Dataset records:
.....

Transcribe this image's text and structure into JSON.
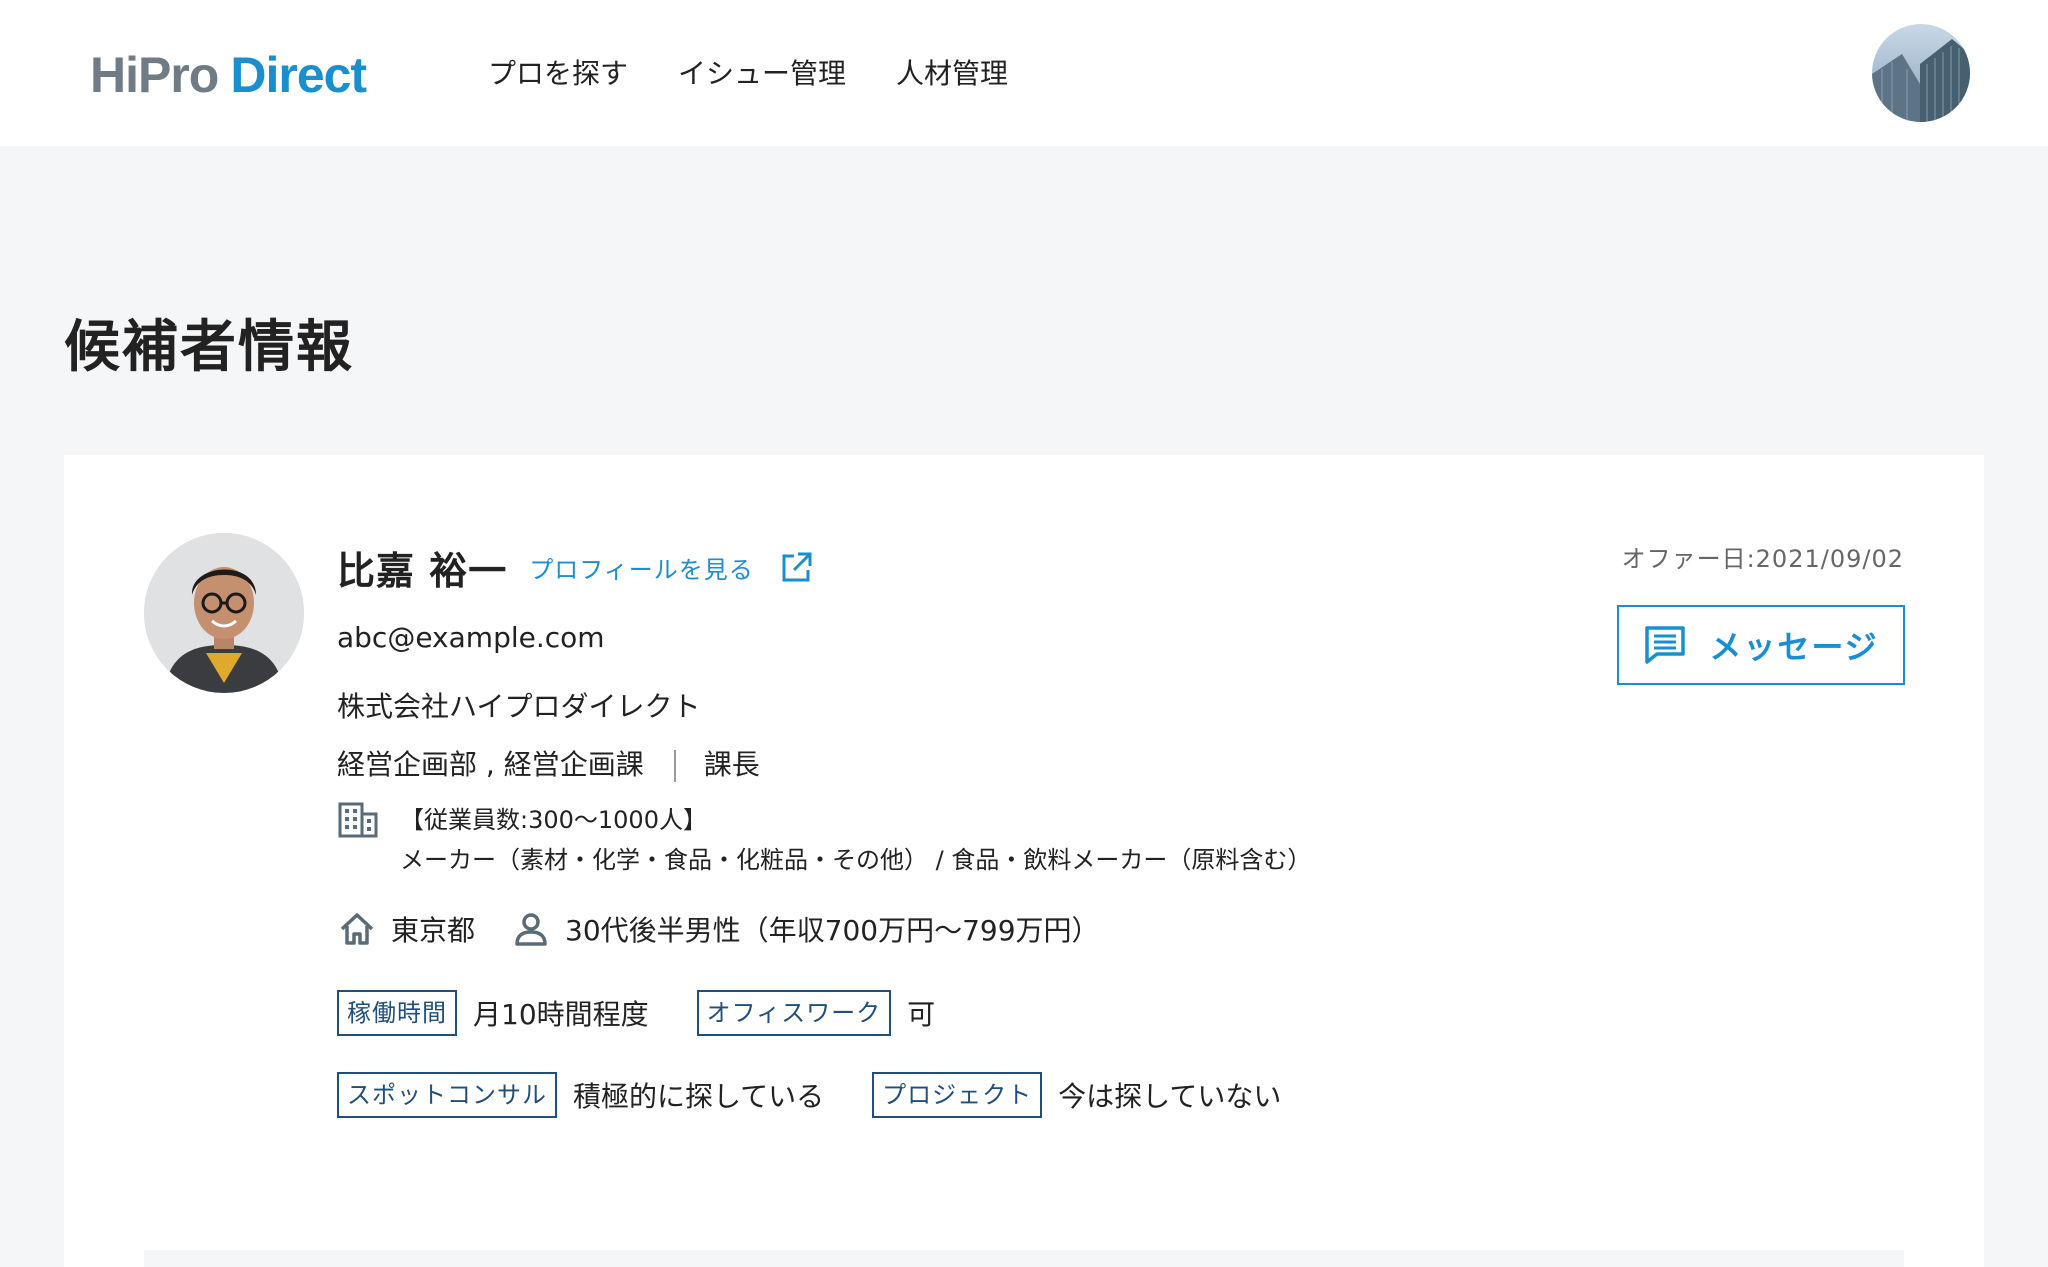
{
  "header": {
    "logo_hipro": "HiPro",
    "logo_direct": "Direct",
    "nav": [
      "プロを探す",
      "イシュー管理",
      "人材管理"
    ]
  },
  "page": {
    "title": "候補者情報"
  },
  "candidate": {
    "name": "比嘉 裕一",
    "profile_link": "プロフィールを見る",
    "email": "abc@example.com",
    "company": "株式会社ハイプロダイレクト",
    "department": "経営企画部 , 経営企画課",
    "position": "課長",
    "industry_size": "【従業員数:300〜1000人】",
    "industry_categories": "メーカー（素材・化学・食品・化粧品・その他） / 食品・飲料メーカー（原料含む）",
    "location": "東京都",
    "demographic": "30代後半男性（年収700万円〜799万円）",
    "offer_date": "オファー日:2021/09/02",
    "tags": [
      {
        "label": "稼働時間",
        "value": "月10時間程度"
      },
      {
        "label": "オフィスワーク",
        "value": "可"
      },
      {
        "label": "スポットコンサル",
        "value": "積極的に探している"
      },
      {
        "label": "プロジェクト",
        "value": "今は探していない"
      }
    ]
  },
  "actions": {
    "message_label": "メッセージ"
  },
  "icons": {
    "external": "external-link-icon",
    "building": "building-icon",
    "home": "home-icon",
    "person": "person-icon",
    "message": "message-icon"
  },
  "colors": {
    "accent": "#1a8fd0",
    "tag_border": "#1f4f7a",
    "background": "#f5f6f8"
  }
}
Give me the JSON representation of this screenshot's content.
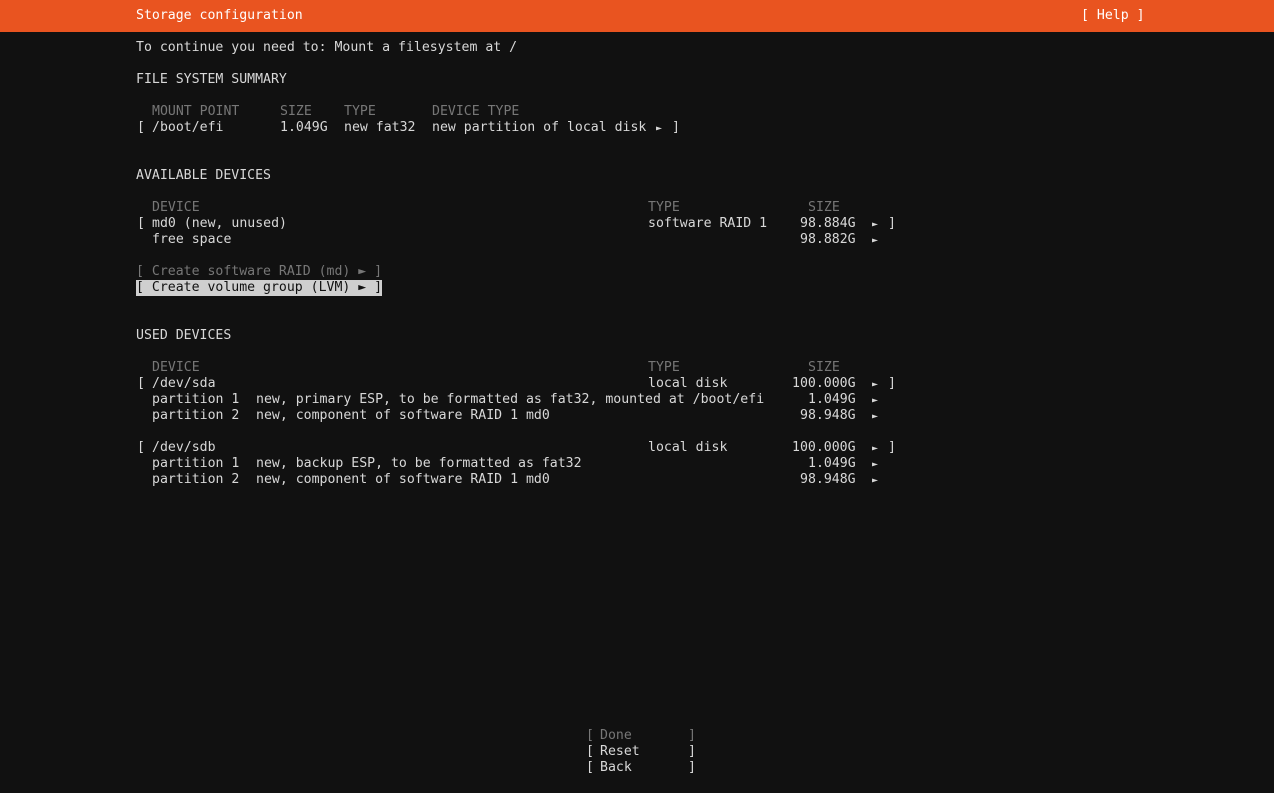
{
  "header": {
    "title": "Storage configuration",
    "help": "[ Help ]"
  },
  "instruction": "To continue you need to: Mount a filesystem at /",
  "fs_summary": {
    "heading": "FILE SYSTEM SUMMARY",
    "columns": [
      "MOUNT POINT",
      "SIZE",
      "TYPE",
      "DEVICE TYPE"
    ],
    "rows": [
      {
        "open": "[",
        "mount": "/boot/efi",
        "size": "1.049G",
        "type": "new fat32",
        "device_type": "new partition of local disk",
        "arrow": "►",
        "close": "]"
      }
    ]
  },
  "available": {
    "heading": "AVAILABLE DEVICES",
    "columns": {
      "device": "DEVICE",
      "type": "TYPE",
      "size": "SIZE"
    },
    "device": {
      "open": "[",
      "name": "md0 (new, unused)",
      "type": "software RAID 1",
      "size": "98.884G",
      "arrow": "►",
      "close": "]"
    },
    "free": {
      "name": "free space",
      "size": "98.882G",
      "arrow": "►"
    },
    "actions": [
      {
        "label": "[ Create software RAID (md) ► ]",
        "enabled": false
      },
      {
        "label": "[ Create volume group (LVM) ► ]",
        "enabled": true,
        "selected": true
      }
    ]
  },
  "used": {
    "heading": "USED DEVICES",
    "columns": {
      "device": "DEVICE",
      "type": "TYPE",
      "size": "SIZE"
    },
    "disks": [
      {
        "open": "[",
        "name": "/dev/sda",
        "type": "local disk",
        "size": "100.000G",
        "arrow": "►",
        "close": "]",
        "partitions": [
          {
            "name": "partition 1",
            "desc": "new, primary ESP, to be formatted as fat32, mounted at /boot/efi",
            "size": "1.049G",
            "arrow": "►"
          },
          {
            "name": "partition 2",
            "desc": "new, component of software RAID 1 md0",
            "size": "98.948G",
            "arrow": "►"
          }
        ]
      },
      {
        "open": "[",
        "name": "/dev/sdb",
        "type": "local disk",
        "size": "100.000G",
        "arrow": "►",
        "close": "]",
        "partitions": [
          {
            "name": "partition 1",
            "desc": "new, backup ESP, to be formatted as fat32",
            "size": "1.049G",
            "arrow": "►"
          },
          {
            "name": "partition 2",
            "desc": "new, component of software RAID 1 md0",
            "size": "98.948G",
            "arrow": "►"
          }
        ]
      }
    ]
  },
  "buttons": {
    "done": {
      "open": "[",
      "label": "Done",
      "close": "]",
      "enabled": false
    },
    "reset": {
      "open": "[",
      "label": "Reset",
      "close": "]",
      "enabled": true
    },
    "back": {
      "open": "[",
      "label": "Back",
      "close": "]",
      "enabled": true
    }
  },
  "colors": {
    "header_bg": "#e95420",
    "background": "#111111",
    "text": "#d8d8d8",
    "disabled": "#777777",
    "selection_bg": "#cfcfcf"
  }
}
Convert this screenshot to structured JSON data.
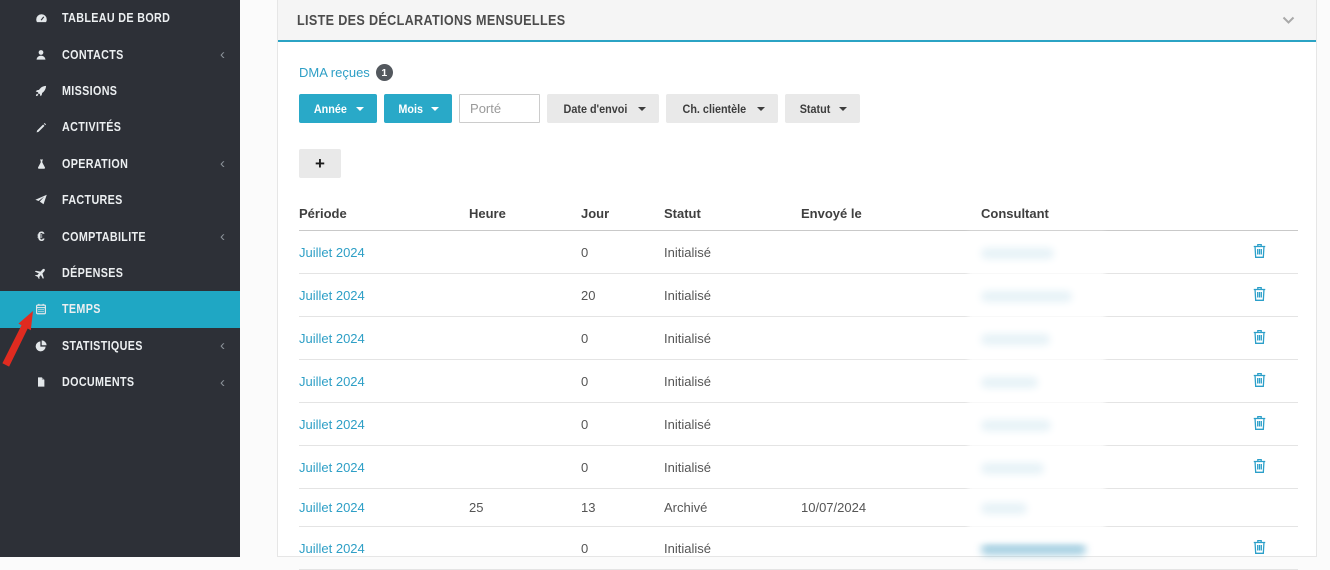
{
  "colors": {
    "accent": "#29a9c8",
    "sidebar_bg": "#2d3037",
    "sidebar_active": "#1fa7c4",
    "link": "#2e9fc6",
    "header_underline": "#2ba3c4",
    "annotation_arrow": "#e02b20",
    "badge_bg": "#53585e"
  },
  "sidebar": {
    "items": [
      {
        "label": "TABLEAU DE BORD",
        "icon": "tachometer-icon",
        "chevron": false,
        "active": false
      },
      {
        "label": "CONTACTS",
        "icon": "user-icon",
        "chevron": true,
        "active": false
      },
      {
        "label": "MISSIONS",
        "icon": "rocket-icon",
        "chevron": false,
        "active": false
      },
      {
        "label": "ACTIVITÉS",
        "icon": "pencil-icon",
        "chevron": false,
        "active": false
      },
      {
        "label": "OPERATION",
        "icon": "flask-icon",
        "chevron": true,
        "active": false
      },
      {
        "label": "FACTURES",
        "icon": "paper-plane-icon",
        "chevron": false,
        "active": false
      },
      {
        "label": "COMPTABILITE",
        "icon": "euro-icon",
        "chevron": true,
        "active": false
      },
      {
        "label": "DÉPENSES",
        "icon": "plane-icon",
        "chevron": false,
        "active": false
      },
      {
        "label": "TEMPS",
        "icon": "calendar-icon",
        "chevron": false,
        "active": true
      },
      {
        "label": "STATISTIQUES",
        "icon": "pie-chart-icon",
        "chevron": true,
        "active": false
      },
      {
        "label": "DOCUMENTS",
        "icon": "document-icon",
        "chevron": true,
        "active": false
      }
    ]
  },
  "panel": {
    "title": "LISTE DES DÉCLARATIONS MENSUELLES",
    "dma": {
      "label": "DMA reçues",
      "badge": "1"
    },
    "filters": [
      {
        "kind": "button",
        "variant": "primary",
        "label": "Année",
        "caret": true,
        "name": "annee-filter"
      },
      {
        "kind": "button",
        "variant": "primary",
        "label": "Mois",
        "caret": true,
        "name": "mois-filter"
      },
      {
        "kind": "input",
        "placeholder": "Porté",
        "value": "",
        "name": "porte-input"
      },
      {
        "kind": "button",
        "variant": "light",
        "label": "Date d'envoi",
        "caret": true,
        "name": "date-envoi-filter"
      },
      {
        "kind": "button",
        "variant": "light",
        "label": "Ch. clientèle",
        "caret": true,
        "name": "ch-clientele-filter"
      },
      {
        "kind": "button",
        "variant": "light",
        "label": "Statut",
        "caret": true,
        "name": "statut-filter"
      }
    ],
    "add_button_label": "+",
    "table": {
      "columns": [
        "Période",
        "Heure",
        "Jour",
        "Statut",
        "Envoyé le",
        "Consultant",
        ""
      ],
      "rows": [
        {
          "periode": "Juillet 2024",
          "heure": "",
          "jour": "0",
          "statut": "Initialisé",
          "envoye_le": "",
          "consultant_redacted_width": 73,
          "has_delete_icon": true
        },
        {
          "periode": "Juillet 2024",
          "heure": "",
          "jour": "20",
          "statut": "Initialisé",
          "envoye_le": "",
          "consultant_redacted_width": 91,
          "has_delete_icon": true
        },
        {
          "periode": "Juillet 2024",
          "heure": "",
          "jour": "0",
          "statut": "Initialisé",
          "envoye_le": "",
          "consultant_redacted_width": 69,
          "has_delete_icon": true
        },
        {
          "periode": "Juillet 2024",
          "heure": "",
          "jour": "0",
          "statut": "Initialisé",
          "envoye_le": "",
          "consultant_redacted_width": 57,
          "has_delete_icon": true
        },
        {
          "periode": "Juillet 2024",
          "heure": "",
          "jour": "0",
          "statut": "Initialisé",
          "envoye_le": "",
          "consultant_redacted_width": 70,
          "has_delete_icon": true
        },
        {
          "periode": "Juillet 2024",
          "heure": "",
          "jour": "0",
          "statut": "Initialisé",
          "envoye_le": "",
          "consultant_redacted_width": 63,
          "has_delete_icon": true
        },
        {
          "periode": "Juillet 2024",
          "heure": "25",
          "jour": "13",
          "statut": "Archivé",
          "envoye_le": "10/07/2024",
          "consultant_redacted_width": 46,
          "has_delete_icon": false
        },
        {
          "periode": "Juillet 2024",
          "heure": "",
          "jour": "0",
          "statut": "Initialisé",
          "envoye_le": "",
          "consultant_redacted_width": 105,
          "has_delete_icon": true
        }
      ]
    }
  }
}
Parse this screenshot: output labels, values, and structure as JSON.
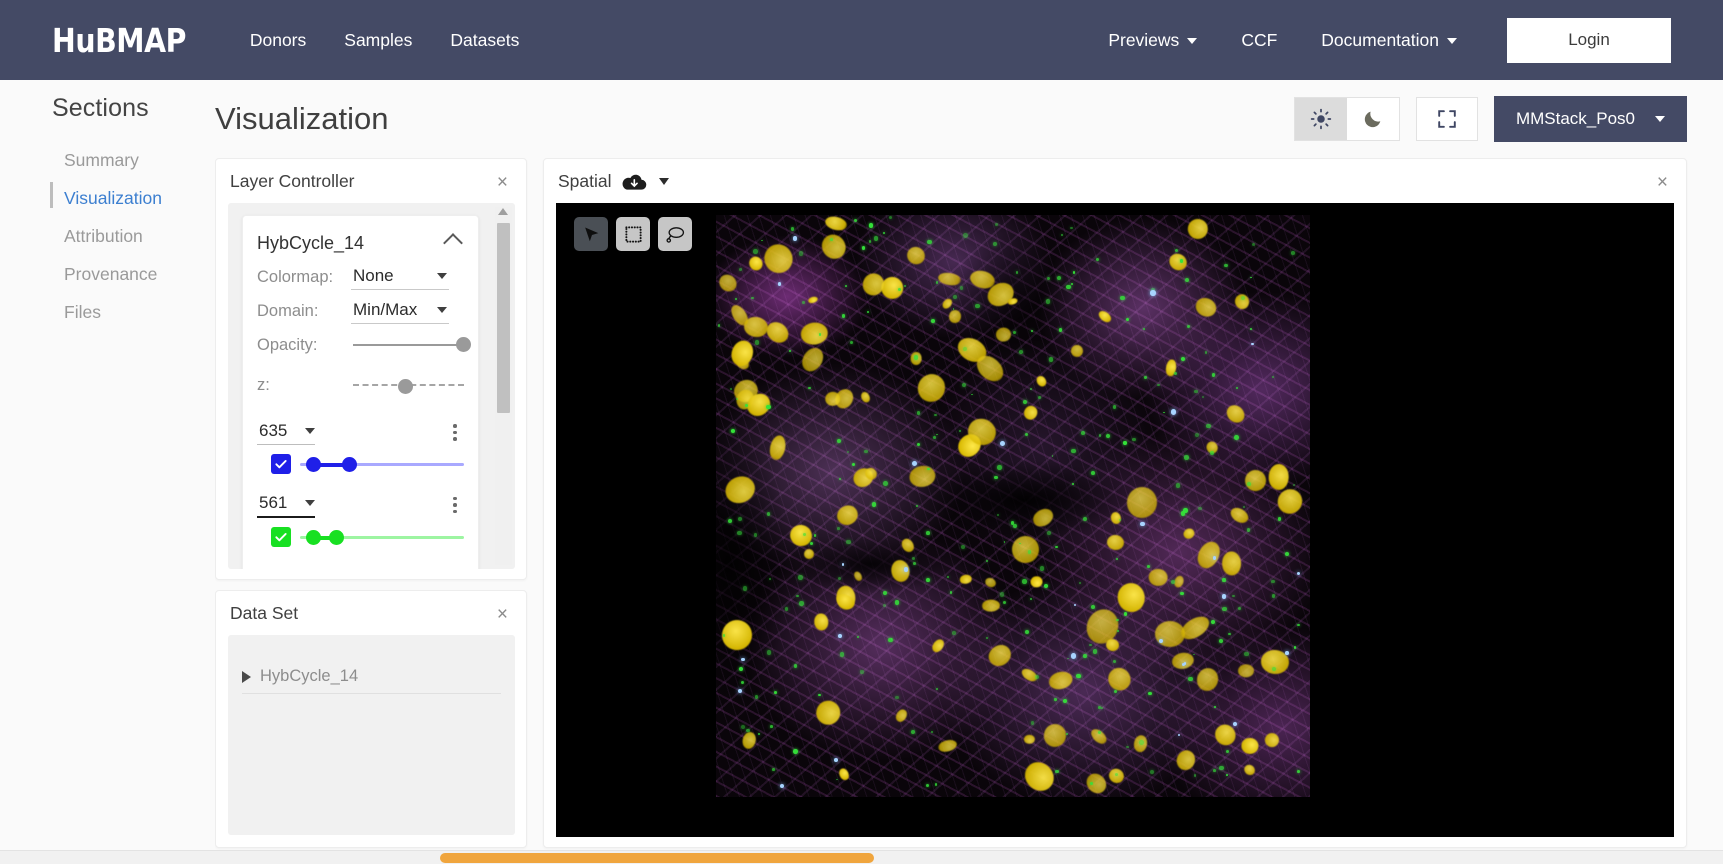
{
  "navbar": {
    "brand": "HuBMAP",
    "links": [
      {
        "label": "Donors"
      },
      {
        "label": "Samples"
      },
      {
        "label": "Datasets"
      }
    ],
    "right_links": [
      {
        "label": "Previews",
        "has_caret": true
      },
      {
        "label": "CCF",
        "has_caret": false
      },
      {
        "label": "Documentation",
        "has_caret": true
      }
    ],
    "login_label": "Login",
    "bg_color": "#444a65"
  },
  "sidebar": {
    "title": "Sections",
    "items": [
      {
        "label": "Summary",
        "active": false
      },
      {
        "label": "Visualization",
        "active": true
      },
      {
        "label": "Attribution",
        "active": false
      },
      {
        "label": "Provenance",
        "active": false
      },
      {
        "label": "Files",
        "active": false
      }
    ],
    "active_color": "#3c7fd0"
  },
  "main": {
    "page_title": "Visualization",
    "theme_toggle": {
      "light_label": "light-theme",
      "dark_label": "dark-theme",
      "selected": "light"
    },
    "fullscreen_label": "fullscreen",
    "stack_selector": {
      "label": "MMStack_Pos0",
      "has_caret": true
    }
  },
  "layer_controller": {
    "title": "Layer Controller",
    "close_label": "×",
    "layer": {
      "name": "HybCycle_14",
      "expanded": true,
      "colormap": {
        "label": "Colormap:",
        "value": "None"
      },
      "domain": {
        "label": "Domain:",
        "value": "Min/Max"
      },
      "opacity": {
        "label": "Opacity:",
        "value_pct": 100
      },
      "z": {
        "label": "z:",
        "value_pct": 48
      },
      "channels": [
        {
          "name": "635",
          "checked": true,
          "color": "#1f1fe8",
          "rail_color": "#a9a9ff",
          "low_pct": 8,
          "high_pct": 30,
          "focused": false
        },
        {
          "name": "561",
          "checked": true,
          "color": "#18e022",
          "rail_color": "#9df5a2",
          "low_pct": 8,
          "high_pct": 22,
          "focused": true
        }
      ]
    }
  },
  "data_set": {
    "title": "Data Set",
    "close_label": "×",
    "items": [
      {
        "label": "HybCycle_14"
      }
    ]
  },
  "spatial": {
    "title": "Spatial",
    "download_icon": "cloud-download-icon",
    "has_caret": true,
    "close_label": "×",
    "tools": [
      {
        "name": "pointer-tool",
        "active": true
      },
      {
        "name": "rectangle-select-tool",
        "active": false
      },
      {
        "name": "lasso-select-tool",
        "active": false
      }
    ]
  }
}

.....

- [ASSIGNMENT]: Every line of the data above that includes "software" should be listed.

- [ANSWER TO THIS TASK]:
      "type": "software RAID 1",
        "label": "[ Create software RAID (md) ► ]",
            "desc": "new, component of software RAID 1 md0",
            "desc": "new, component of software RAID 1 md0",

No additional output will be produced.